Fraternal correction is an act of charity (CCC 1829), in which we call a brother or sister in Christ, who has fallen into serious sin, back to the way of the Gospel. It is a responsibility that we have to help lead our brothers and sisters in Christ to Heaven.
During the homily the priest gave a humourous yet beautiful story.
A mother in India was struggling with her young son who was always overeating on sweets. She knew this was bad for his health and wanted to get him to stop, but nothing seemed to work. She felt that maybe if she brought the boy to see Ghandi and he told him to stop eating so many sweets, the boy would listen. She went and Ghandi told her to come back with the boy in two weeks.
They returned in two weeks and Ghandi asked the boy to stop overeating on sweets. To her surprise the boy accepted and promised to stop. The mother approached Ghandi afterwards and asked, "Why couldn't you have asked him this two weeks ago? Why make me make this trip twice?"
Ghandi answered, "Two weeks ago I ate too many sweets."
I chuckled when I heard the ending to the story but at the same time I feel it brings a very important aspect that we tend to miss when it comes to correcting our brothers and sister's in Christ.
Do we strive to correct our own lives first? It is soo easy to see where a friend or family member has gone wrong because we look at their lives from a third perspective. Because of this, many times we fail to see our own shortcomings and choose to focus on the shortcomings of those around us.
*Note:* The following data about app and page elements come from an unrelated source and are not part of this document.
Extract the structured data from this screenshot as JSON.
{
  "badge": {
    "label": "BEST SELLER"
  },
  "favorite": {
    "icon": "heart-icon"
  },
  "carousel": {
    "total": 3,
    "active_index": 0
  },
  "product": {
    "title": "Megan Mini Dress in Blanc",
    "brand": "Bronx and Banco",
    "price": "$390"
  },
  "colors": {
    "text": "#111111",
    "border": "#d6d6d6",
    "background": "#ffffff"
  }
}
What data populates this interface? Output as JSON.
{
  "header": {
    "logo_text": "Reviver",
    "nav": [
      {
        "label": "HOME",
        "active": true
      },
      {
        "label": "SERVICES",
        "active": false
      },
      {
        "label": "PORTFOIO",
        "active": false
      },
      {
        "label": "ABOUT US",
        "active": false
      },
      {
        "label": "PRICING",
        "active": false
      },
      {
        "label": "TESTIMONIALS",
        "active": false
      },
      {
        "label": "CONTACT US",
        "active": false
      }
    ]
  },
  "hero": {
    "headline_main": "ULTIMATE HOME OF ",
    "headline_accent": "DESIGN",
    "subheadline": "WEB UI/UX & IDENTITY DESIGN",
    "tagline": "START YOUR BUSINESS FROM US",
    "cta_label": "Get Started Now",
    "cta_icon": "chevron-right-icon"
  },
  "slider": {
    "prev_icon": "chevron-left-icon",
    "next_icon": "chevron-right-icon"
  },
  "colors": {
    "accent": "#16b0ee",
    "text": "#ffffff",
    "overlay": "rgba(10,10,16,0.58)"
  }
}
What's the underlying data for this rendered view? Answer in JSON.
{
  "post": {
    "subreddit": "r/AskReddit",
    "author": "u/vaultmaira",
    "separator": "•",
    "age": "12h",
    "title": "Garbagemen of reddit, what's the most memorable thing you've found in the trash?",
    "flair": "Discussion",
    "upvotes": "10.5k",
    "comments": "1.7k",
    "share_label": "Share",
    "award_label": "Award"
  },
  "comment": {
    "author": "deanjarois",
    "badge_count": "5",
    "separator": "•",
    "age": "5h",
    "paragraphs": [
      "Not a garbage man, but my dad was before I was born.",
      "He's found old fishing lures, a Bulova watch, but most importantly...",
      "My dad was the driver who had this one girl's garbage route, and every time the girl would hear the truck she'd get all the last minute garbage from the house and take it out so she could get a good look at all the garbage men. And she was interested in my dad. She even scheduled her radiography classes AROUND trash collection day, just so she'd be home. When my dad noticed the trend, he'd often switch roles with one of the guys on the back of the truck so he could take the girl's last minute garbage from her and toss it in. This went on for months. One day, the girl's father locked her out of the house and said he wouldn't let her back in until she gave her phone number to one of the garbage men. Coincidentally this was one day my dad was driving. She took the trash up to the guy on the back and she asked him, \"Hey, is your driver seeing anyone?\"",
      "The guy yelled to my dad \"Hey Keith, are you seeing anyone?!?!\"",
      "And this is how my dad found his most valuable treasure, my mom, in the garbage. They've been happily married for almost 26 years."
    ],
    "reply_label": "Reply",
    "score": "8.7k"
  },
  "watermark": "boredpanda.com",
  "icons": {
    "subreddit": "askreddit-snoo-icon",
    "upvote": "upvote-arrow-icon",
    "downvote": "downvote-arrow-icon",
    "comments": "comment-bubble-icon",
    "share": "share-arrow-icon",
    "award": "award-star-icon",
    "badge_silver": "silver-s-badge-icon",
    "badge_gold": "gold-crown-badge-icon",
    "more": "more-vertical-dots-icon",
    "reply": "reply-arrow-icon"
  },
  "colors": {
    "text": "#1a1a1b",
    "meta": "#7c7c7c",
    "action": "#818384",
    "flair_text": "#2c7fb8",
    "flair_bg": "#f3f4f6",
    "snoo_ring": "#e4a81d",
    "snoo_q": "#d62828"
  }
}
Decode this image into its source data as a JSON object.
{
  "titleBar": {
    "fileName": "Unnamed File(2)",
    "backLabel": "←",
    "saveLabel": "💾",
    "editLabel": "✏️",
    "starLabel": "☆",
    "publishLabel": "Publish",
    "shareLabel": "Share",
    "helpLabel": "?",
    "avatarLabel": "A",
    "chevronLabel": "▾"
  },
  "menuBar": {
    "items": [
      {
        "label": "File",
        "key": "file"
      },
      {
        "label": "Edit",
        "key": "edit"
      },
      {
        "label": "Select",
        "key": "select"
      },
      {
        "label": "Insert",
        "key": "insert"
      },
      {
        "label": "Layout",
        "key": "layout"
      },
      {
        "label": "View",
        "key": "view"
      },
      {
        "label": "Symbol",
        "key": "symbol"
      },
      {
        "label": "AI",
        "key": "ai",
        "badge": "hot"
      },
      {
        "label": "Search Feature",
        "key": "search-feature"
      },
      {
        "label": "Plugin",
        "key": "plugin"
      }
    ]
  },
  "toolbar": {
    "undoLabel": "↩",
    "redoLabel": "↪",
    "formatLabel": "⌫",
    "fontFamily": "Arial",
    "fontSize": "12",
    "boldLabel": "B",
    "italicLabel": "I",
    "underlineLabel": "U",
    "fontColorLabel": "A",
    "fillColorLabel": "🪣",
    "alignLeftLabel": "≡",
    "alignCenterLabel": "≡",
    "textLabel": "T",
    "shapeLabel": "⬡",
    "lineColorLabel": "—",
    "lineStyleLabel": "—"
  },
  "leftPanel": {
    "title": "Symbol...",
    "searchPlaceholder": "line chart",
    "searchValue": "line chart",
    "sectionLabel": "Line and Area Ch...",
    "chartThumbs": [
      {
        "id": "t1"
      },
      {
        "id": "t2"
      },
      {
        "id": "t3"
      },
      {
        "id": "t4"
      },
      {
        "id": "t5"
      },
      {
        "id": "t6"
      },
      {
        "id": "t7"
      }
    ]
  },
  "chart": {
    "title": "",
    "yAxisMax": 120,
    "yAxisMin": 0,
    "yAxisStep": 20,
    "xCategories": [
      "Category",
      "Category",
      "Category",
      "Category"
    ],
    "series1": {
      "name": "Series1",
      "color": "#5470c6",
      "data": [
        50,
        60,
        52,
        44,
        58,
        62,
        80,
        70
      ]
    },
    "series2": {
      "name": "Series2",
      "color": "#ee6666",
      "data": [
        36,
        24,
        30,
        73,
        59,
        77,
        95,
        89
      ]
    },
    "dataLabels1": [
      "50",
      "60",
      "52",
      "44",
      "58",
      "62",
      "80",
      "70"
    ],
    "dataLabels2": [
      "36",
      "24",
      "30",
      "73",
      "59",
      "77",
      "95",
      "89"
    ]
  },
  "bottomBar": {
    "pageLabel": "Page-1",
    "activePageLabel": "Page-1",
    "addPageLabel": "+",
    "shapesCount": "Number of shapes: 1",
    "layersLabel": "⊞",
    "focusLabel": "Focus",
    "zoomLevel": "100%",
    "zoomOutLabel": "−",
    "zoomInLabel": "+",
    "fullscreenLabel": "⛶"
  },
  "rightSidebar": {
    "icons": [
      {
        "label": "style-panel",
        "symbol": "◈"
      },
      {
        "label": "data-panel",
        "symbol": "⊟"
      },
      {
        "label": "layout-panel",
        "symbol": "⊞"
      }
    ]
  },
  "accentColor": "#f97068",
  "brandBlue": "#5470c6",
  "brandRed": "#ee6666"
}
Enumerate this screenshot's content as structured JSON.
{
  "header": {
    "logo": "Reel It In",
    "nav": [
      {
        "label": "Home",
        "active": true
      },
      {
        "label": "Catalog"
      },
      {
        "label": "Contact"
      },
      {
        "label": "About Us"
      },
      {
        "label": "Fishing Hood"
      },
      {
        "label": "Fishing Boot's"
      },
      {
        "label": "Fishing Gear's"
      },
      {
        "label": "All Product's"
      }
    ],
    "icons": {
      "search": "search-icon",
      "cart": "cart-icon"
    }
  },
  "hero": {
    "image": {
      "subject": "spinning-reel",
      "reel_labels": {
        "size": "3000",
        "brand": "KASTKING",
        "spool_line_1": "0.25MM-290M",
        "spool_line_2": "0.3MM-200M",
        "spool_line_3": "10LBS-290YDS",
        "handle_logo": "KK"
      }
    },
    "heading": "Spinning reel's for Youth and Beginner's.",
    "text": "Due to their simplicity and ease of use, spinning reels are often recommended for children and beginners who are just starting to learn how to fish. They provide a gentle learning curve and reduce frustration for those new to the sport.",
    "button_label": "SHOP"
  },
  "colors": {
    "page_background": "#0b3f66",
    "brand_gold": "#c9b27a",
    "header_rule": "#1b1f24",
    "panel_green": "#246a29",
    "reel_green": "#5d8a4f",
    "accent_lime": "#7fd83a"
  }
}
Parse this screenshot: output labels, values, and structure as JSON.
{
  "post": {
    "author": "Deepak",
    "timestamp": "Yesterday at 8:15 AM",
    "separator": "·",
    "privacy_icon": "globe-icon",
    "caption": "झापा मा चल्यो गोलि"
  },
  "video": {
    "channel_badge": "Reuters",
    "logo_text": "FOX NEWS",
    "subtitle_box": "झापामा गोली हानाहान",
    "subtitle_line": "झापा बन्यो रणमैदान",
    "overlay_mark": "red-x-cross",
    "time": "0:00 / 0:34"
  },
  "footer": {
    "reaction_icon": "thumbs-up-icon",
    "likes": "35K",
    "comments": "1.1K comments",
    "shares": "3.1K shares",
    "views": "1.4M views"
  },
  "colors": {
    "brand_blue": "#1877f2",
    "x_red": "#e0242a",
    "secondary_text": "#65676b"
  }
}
Doing this self-check doesn't make us better equipped or in a higher place, but what it does is make us more humble. It reminds us that we too need correction once in a while and helps us approach our brothers and sisters in Christ through love and honesty.